▶ **Records provided**
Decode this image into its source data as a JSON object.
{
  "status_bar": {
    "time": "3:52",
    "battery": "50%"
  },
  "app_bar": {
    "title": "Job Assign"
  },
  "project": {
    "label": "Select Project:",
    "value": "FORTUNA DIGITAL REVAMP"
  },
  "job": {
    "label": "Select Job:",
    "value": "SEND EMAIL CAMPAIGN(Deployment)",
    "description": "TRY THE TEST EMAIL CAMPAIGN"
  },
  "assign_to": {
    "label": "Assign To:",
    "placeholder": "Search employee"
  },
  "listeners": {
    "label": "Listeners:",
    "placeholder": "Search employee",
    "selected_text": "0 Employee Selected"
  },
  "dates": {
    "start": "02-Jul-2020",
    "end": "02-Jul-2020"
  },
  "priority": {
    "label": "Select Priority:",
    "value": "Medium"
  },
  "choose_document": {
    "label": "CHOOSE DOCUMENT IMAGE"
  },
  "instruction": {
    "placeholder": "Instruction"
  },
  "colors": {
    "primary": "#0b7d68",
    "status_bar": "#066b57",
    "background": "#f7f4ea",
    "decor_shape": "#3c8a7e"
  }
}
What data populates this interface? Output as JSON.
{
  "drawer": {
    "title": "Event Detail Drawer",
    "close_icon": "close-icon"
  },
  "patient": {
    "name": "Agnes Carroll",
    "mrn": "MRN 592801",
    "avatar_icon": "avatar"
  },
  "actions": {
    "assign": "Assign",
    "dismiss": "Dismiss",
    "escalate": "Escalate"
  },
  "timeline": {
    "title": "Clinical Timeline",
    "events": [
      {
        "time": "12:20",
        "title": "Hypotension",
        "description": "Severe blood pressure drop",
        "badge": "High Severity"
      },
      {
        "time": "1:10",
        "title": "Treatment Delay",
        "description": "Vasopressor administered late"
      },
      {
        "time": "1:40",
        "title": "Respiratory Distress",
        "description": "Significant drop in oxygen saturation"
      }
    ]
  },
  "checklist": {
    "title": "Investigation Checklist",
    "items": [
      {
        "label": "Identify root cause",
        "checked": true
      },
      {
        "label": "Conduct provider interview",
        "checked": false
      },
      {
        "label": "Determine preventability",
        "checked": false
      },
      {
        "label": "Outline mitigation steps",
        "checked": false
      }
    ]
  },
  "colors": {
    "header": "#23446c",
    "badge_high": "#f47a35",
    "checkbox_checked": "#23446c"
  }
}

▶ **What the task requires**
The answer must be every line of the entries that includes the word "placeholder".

▶ **Answer**
    "placeholder": "Search employee"
    "placeholder": "Search employee",
    "placeholder": "Instruction"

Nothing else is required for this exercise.